Message from the President
Walking into a Theo School faculty meeting often feels like being in a winning team’s locker room at halftime. Serious issues get discussed, which supplies a little game-time tension, but the laughter is spontaneous and loud and there’s a sense that we are all in it, whatever it is, together. It is as productive and just plain enjoyable an academic environment as one can imagine.
It is also evidence of the character of our great dean, Maxine Beach, who is retiring this spring. Maxine’s intelligence is exceeded only by her wisdom, and her spirituality is matched only by her moment-to-moment spirit. No easy rider, Maxine lobbies hard for the interests of the Theo School—whenever I hear the drumming of her knuckles on the table at our cabinet meetings, I know the Beach temperature is rising—but she also exudes a collegiality that is utterly infectious.
There’s more that makes Maxine’s achievement still greater. This is as diverse a student and faculty community as one can imagine—international and multi everything. It is also a community that, unlike many seminaries associated with universities, has a large and still-growing role in the overall community. Maxine has embraced the notion of Drew as a uni-versity and encouraged her gang to open its doors to undergraduates and Caspersen students and to teach with faculty from the rest of Drew. On a material level, her tenure has been marked by her ability to raise funds and expand Seminary Hall. But for me, Maxine is the architect of something still more worthy—all that takes place inside that building.

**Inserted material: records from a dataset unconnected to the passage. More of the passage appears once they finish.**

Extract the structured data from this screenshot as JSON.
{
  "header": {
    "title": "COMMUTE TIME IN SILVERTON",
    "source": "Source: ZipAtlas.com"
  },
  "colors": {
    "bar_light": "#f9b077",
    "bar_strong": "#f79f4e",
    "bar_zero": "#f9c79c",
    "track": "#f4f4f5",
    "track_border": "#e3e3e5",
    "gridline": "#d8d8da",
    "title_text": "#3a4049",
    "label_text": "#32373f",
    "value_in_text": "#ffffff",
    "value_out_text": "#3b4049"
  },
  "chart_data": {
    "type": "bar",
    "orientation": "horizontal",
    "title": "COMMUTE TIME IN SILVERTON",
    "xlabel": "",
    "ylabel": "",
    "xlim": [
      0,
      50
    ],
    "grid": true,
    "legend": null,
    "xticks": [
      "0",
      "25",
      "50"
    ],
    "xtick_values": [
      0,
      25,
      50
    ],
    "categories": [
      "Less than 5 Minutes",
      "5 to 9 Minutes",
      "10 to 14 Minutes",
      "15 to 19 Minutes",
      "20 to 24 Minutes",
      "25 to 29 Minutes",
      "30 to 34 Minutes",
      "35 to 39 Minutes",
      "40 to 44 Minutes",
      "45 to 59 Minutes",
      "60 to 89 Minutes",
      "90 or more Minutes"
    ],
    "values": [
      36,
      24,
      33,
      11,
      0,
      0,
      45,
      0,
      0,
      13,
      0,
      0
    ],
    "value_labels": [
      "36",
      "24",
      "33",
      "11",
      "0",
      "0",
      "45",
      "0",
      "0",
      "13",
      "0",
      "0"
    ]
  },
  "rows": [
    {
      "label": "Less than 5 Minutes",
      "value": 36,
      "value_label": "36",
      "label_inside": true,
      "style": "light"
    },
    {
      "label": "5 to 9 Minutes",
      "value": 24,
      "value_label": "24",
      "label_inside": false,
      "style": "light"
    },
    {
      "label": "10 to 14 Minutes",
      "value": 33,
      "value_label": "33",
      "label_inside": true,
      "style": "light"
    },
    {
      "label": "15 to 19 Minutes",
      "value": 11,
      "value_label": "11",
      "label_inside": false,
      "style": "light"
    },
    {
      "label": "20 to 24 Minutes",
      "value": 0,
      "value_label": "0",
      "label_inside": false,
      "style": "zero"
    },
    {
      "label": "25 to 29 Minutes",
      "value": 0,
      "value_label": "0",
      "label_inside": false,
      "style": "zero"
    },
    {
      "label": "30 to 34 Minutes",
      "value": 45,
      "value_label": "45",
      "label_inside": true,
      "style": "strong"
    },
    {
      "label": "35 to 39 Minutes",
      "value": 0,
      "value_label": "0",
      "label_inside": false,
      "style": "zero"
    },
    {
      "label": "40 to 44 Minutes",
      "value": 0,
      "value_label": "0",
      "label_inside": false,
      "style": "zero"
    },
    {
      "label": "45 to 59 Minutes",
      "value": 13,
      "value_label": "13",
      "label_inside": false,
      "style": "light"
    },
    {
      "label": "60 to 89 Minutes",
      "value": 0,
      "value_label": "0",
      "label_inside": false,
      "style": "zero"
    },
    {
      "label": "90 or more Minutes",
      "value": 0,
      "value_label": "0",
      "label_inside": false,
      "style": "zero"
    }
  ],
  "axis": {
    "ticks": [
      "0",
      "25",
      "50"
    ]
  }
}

In fact, I urge Drewids to stop by Seminary Hall for a service. As you enter to the sounds of an African liberation hymn and live through an hour of meditation, personal speech and joyous music, your sense of the human potential for good will revive. Maxine is in all of this, as she is in the bookshelves that hold the prodigious publications of the professors, as she is in the continuing improvements of the academic programs and, most, as she is in the hearts of the students.
We are all a little fearful about what Drew will be without Maxine. But it is overpowered by something still greater: the legacy of human and divine love, a continuing breeze of energy and achievement and goodwill by which Dean Beach will remain vibrantly at Drew wherever she may be.